Howard Lisnoff
The Wrong Argument
Louis Proyect
Manufacturing Denial
Tracey Harris
Living Tiny: a Richer and More Sustainable Future
Kollibri terre Sonnenblume
A Day of Tears: Report from the “sHell No!” Action in Portland
Tom Clifford
Guns of August: the Gulf War Revisited
Robert Hunziker
Human-Made Evolution
Colin Todhunter
GMOs: Where Does Science Begin and Lobbying End?
Christopher Brauchli
Guns Don’t Kill People, Immigrants Do and Other Congressional Words of Wisdom
Norman Ball
Ten Questions for Lee Drutman: Author of “The Business of America is Lobbying”
Masturah Alatas
Six Critics in Search of an Author
Mary Lou Singleton
Gender, Patriarchy, and All That Jazz
Patrick Hiller
The Icebreaker and #ShellNo: How Activists Determine the Course
Charles Larson
Tango Bends Its Gender: Carolina De Robertis’s “The Gods of Tango”
July 30, 2015
Bill Blunden
The NSA’s 9/11 Cover-Up: General Hayden Told a Lie, and It’s a Whopper
Richard Ward
Sandra Bland, Rebel
Jeffrey St. Clair

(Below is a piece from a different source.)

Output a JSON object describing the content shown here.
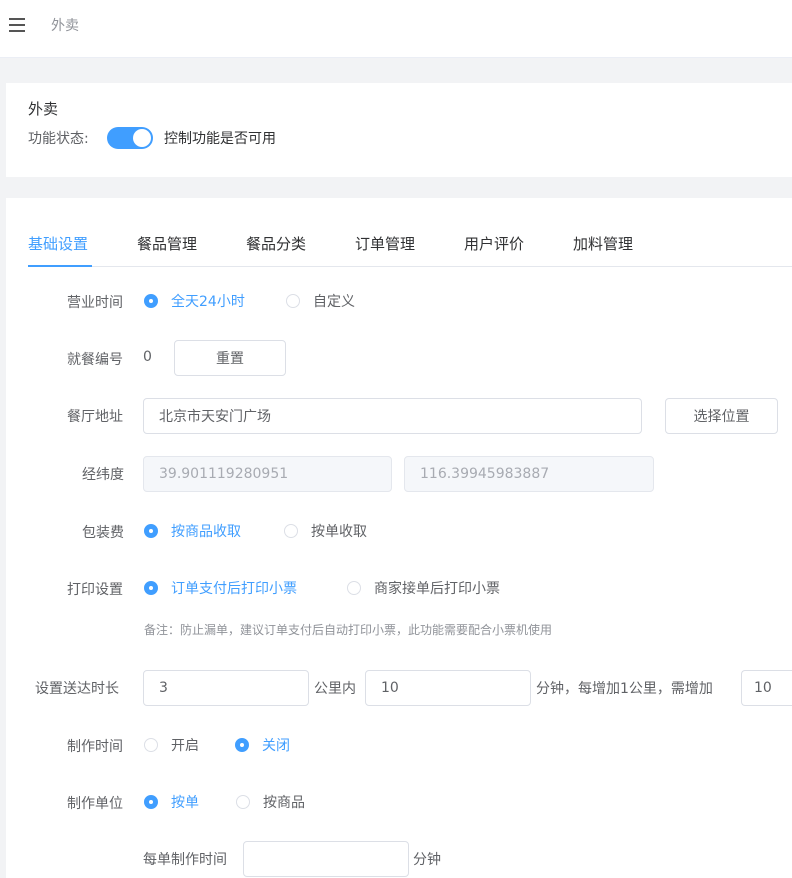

How One Safari Nut, the CIA and Neoliberal Environmentalists Plotted to Destroy Mozambique
Martha Rosenberg
Tracking the Lion Killers Back to the Old Oval Office
Binoy Kampmark
Dead Again: the Latest Demise of Mullah Omar
Kathy Kelly – Buddy Bell
No Warlords Need Apply: a Call for Credible Peacemaking in Afghanistan
Ramzy Baroud
Darker Horizons Ahead: Rethinking the War on ‘IS’
Stephen Lendman
The Show Trial of Saif Qaddafi: a Manufactured Death Sentence
John Grant
The United States of Absurdity, Circa 2015